+++ Records supplied +++

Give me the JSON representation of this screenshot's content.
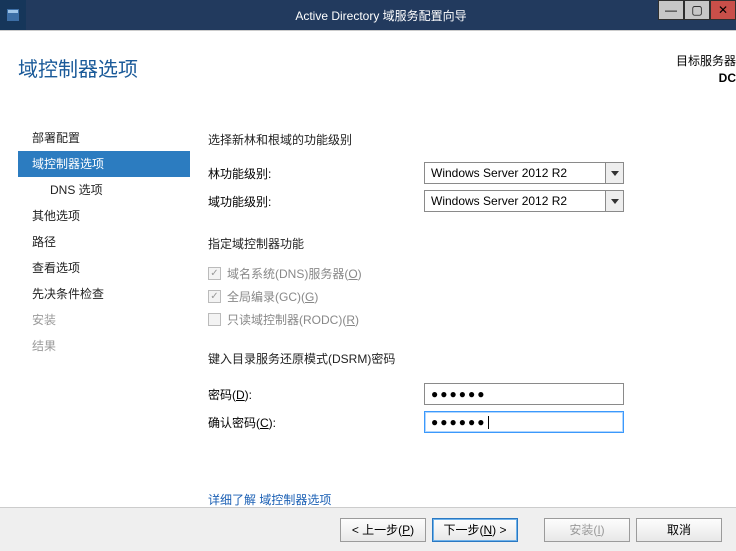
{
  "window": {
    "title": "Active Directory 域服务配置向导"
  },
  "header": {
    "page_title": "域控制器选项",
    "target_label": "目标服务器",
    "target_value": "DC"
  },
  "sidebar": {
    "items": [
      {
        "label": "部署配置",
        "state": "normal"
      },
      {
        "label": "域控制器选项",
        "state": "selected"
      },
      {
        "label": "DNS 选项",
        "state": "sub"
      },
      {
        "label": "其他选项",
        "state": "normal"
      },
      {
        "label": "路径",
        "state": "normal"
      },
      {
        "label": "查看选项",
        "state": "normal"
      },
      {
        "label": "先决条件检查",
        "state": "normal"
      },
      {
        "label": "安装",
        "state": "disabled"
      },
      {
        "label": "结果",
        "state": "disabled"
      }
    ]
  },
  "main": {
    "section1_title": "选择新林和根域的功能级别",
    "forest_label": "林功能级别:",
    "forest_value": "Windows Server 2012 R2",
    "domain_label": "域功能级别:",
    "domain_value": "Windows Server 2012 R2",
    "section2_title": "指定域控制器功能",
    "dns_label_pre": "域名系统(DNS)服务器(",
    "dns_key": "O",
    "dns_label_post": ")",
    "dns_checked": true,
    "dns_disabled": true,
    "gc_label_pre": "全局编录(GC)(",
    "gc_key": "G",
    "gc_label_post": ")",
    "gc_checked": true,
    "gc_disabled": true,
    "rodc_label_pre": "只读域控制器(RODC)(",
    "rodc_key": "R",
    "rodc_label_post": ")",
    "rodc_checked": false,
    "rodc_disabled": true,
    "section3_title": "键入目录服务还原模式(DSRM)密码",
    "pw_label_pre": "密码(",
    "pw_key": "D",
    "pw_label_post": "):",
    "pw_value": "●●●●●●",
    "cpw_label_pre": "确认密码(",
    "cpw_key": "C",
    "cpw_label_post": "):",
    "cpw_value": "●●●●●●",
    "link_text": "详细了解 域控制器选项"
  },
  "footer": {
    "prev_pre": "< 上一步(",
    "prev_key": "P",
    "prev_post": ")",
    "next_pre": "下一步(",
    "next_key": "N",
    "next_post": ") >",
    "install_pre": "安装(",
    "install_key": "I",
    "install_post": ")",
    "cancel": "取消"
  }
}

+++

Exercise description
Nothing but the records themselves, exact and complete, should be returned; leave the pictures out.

Output of the exercise
Give me the JSON representation of this screenshot's content.
{
  "window": {
    "title": "Active Directory 域服务配置向导"
  },
  "header": {
    "page_title": "域控制器选项",
    "target_label": "目标服务器",
    "target_value": "DC"
  },
  "sidebar": {
    "items": [
      {
        "label": "部署配置",
        "state": "normal"
      },
      {
        "label": "域控制器选项",
        "state": "selected"
      },
      {
        "label": "DNS 选项",
        "state": "sub"
      },
      {
        "label": "其他选项",
        "state": "normal"
      },
      {
        "label": "路径",
        "state": "normal"
      },
      {
        "label": "查看选项",
        "state": "normal"
      },
      {
        "label": "先决条件检查",
        "state": "normal"
      },
      {
        "label": "安装",
        "state": "disabled"
      },
      {
        "label": "结果",
        "state": "disabled"
      }
    ]
  },
  "main": {
    "section1_title": "选择新林和根域的功能级别",
    "forest_label": "林功能级别:",
    "forest_value": "Windows Server 2012 R2",
    "domain_label": "域功能级别:",
    "domain_value": "Windows Server 2012 R2",
    "section2_title": "指定域控制器功能",
    "dns_label_pre": "域名系统(DNS)服务器(",
    "dns_key": "O",
    "dns_label_post": ")",
    "dns_checked": true,
    "dns_disabled": true,
    "gc_label_pre": "全局编录(GC)(",
    "gc_key": "G",
    "gc_label_post": ")",
    "gc_checked": true,
    "gc_disabled": true,
    "rodc_label_pre": "只读域控制器(RODC)(",
    "rodc_key": "R",
    "rodc_label_post": ")",
    "rodc_checked": false,
    "rodc_disabled": true,
    "section3_title": "键入目录服务还原模式(DSRM)密码",
    "pw_label_pre": "密码(",
    "pw_key": "D",
    "pw_label_post": "):",
    "pw_value": "●●●●●●",
    "cpw_label_pre": "确认密码(",
    "cpw_key": "C",
    "cpw_label_post": "):",
    "cpw_value": "●●●●●●",
    "link_text": "详细了解 域控制器选项"
  },
  "footer": {
    "prev_pre": "< 上一步(",
    "prev_key": "P",
    "prev_post": ")",
    "next_pre": "下一步(",
    "next_key": "N",
    "next_post": ") >",
    "install_pre": "安装(",
    "install_key": "I",
    "install_post": ")",
    "cancel": "取消"
  }
}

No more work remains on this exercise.